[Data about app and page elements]
####################

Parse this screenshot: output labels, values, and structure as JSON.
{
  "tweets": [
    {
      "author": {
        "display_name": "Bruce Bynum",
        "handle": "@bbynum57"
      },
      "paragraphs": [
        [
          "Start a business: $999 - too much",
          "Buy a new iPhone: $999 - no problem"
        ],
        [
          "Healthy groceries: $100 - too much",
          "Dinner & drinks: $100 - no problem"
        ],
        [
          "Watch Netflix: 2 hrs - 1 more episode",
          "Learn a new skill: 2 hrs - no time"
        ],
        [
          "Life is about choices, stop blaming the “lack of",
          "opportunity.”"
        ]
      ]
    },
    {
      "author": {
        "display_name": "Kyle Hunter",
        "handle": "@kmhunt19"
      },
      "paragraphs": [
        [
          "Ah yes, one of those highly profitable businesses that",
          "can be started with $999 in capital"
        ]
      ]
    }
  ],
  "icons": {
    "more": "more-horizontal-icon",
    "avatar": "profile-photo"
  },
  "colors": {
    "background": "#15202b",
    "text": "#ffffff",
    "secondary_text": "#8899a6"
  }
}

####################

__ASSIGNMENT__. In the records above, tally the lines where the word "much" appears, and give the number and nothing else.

__OUTPUT OF THE EXERCISE__. 2